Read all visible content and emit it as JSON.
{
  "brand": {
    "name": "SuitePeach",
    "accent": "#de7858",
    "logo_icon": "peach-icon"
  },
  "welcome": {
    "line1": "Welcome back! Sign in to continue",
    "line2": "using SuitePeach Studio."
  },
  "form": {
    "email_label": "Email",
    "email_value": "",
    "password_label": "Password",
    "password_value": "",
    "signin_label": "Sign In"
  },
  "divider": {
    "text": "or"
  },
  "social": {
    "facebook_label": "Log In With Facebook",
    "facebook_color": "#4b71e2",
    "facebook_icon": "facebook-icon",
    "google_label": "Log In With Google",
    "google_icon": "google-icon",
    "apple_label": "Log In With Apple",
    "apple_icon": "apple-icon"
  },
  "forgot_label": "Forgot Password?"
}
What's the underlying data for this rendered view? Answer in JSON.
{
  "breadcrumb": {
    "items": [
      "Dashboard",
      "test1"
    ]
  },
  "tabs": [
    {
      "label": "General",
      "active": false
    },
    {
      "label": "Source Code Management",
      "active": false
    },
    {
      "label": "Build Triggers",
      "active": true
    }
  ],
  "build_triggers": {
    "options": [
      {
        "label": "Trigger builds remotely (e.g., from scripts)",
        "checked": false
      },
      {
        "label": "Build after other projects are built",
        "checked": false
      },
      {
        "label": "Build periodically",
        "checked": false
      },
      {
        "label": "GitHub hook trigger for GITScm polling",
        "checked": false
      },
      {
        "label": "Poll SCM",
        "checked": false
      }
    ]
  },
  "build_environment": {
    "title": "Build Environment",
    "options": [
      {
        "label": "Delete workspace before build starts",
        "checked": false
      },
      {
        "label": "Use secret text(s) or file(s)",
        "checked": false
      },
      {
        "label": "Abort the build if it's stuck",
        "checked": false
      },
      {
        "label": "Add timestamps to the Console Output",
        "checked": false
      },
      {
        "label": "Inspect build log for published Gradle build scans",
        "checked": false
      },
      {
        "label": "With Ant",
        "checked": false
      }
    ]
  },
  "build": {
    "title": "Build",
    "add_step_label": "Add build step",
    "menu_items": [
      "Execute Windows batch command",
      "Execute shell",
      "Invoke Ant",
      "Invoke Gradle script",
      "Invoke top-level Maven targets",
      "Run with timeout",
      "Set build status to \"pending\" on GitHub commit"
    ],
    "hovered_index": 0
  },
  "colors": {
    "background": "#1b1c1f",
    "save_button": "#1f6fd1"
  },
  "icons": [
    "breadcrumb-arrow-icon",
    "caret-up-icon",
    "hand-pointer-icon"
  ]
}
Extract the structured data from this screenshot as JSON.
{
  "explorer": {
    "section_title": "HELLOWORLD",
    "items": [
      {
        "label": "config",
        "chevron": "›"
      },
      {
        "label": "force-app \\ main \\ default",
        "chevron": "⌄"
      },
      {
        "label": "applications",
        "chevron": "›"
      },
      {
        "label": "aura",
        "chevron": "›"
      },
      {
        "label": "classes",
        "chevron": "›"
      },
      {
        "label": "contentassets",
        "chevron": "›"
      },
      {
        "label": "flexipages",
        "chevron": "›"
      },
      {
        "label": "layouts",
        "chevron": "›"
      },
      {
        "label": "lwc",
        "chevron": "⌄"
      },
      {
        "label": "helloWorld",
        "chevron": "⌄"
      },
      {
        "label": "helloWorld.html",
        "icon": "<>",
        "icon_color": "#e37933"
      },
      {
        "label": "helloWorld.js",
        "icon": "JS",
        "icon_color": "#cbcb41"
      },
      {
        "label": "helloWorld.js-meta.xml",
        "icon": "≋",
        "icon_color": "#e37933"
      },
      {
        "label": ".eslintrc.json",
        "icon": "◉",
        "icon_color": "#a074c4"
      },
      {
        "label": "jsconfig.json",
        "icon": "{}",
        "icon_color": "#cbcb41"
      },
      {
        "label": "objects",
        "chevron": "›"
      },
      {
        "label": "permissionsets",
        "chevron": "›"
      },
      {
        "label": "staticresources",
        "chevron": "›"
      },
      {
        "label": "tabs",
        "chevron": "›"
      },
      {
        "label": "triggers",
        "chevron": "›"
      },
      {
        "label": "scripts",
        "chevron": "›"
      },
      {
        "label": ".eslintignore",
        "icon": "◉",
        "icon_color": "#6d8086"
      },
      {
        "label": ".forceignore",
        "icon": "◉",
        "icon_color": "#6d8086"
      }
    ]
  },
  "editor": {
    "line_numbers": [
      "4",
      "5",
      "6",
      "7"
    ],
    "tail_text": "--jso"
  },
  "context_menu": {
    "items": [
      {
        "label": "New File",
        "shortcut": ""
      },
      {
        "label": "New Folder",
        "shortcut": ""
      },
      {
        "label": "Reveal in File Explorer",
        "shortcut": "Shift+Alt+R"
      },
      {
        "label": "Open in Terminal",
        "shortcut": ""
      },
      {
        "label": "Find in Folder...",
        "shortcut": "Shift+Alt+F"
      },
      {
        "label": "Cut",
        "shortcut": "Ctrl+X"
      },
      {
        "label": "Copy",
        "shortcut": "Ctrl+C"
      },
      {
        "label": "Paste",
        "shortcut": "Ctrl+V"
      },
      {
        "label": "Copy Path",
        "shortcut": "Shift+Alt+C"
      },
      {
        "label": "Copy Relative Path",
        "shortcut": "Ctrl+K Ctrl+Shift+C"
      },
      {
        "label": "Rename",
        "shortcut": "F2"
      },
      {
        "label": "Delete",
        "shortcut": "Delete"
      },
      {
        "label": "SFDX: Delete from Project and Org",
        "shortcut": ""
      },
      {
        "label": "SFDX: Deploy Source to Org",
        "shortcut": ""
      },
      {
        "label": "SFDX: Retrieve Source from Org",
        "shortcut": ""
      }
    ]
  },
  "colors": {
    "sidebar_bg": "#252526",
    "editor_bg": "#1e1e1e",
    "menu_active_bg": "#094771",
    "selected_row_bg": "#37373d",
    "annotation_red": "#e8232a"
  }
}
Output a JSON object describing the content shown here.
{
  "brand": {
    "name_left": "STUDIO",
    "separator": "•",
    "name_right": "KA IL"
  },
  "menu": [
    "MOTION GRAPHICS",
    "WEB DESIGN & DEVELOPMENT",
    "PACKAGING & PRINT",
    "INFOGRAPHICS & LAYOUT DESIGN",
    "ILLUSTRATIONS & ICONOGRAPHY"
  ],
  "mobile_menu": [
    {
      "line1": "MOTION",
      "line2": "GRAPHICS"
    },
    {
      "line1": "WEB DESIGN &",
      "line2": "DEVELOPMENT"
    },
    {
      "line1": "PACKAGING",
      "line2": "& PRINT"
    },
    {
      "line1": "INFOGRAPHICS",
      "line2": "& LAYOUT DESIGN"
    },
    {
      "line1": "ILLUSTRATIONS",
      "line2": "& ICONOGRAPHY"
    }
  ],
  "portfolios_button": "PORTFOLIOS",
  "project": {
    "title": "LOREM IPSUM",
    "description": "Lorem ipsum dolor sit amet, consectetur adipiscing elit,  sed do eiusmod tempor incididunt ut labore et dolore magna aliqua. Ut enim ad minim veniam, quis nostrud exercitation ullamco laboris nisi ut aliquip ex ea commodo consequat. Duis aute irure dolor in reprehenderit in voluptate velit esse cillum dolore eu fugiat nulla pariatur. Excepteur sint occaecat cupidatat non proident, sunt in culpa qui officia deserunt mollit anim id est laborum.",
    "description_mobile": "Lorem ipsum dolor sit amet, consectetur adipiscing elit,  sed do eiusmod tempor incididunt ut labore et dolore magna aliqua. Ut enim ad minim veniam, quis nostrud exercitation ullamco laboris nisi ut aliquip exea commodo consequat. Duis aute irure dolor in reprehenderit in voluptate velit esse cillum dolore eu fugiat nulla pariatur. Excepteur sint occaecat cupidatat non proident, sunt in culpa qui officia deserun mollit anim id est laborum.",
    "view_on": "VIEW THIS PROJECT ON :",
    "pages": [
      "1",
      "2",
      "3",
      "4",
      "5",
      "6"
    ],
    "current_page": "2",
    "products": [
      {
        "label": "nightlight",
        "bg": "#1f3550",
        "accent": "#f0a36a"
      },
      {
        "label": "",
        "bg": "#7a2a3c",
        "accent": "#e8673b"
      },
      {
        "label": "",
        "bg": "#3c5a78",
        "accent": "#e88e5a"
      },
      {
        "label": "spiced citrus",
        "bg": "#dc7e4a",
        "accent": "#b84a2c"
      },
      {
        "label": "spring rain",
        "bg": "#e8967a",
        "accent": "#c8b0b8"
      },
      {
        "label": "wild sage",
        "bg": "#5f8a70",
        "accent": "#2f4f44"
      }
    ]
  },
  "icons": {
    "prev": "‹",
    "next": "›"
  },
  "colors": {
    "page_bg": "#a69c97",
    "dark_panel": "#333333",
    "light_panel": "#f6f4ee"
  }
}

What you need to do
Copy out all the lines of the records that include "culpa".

Answer
    "description": "Lorem ipsum dolor sit amet, consectetur adipiscing elit,  sed do eiusmod tempor incididunt ut labore et dolore magna aliqua. Ut enim ad minim veniam, quis nostrud exercitation ullamco laboris nisi ut aliquip ex ea commodo consequat. Duis aute irure dolor in reprehenderit in voluptate velit esse cillum dolore eu fugiat nulla pariatur. Excepteur sint occaecat cupidatat non proident, sunt in culpa qui officia deserunt mollit anim id est laborum.",
    "description_mobile": "Lorem ipsum dolor sit amet, consectetur adipiscing elit,  sed do eiusmod tempor incididunt ut labore et dolore magna aliqua. Ut enim ad minim veniam, quis nostrud exercitation ullamco laboris nisi ut aliquip exea commodo consequat. Duis aute irure dolor in reprehenderit in voluptate velit esse cillum dolore eu fugiat nulla pariatur. Excepteur sint occaecat cupidatat non proident, sunt in culpa qui officia deserun mollit anim id est laborum.",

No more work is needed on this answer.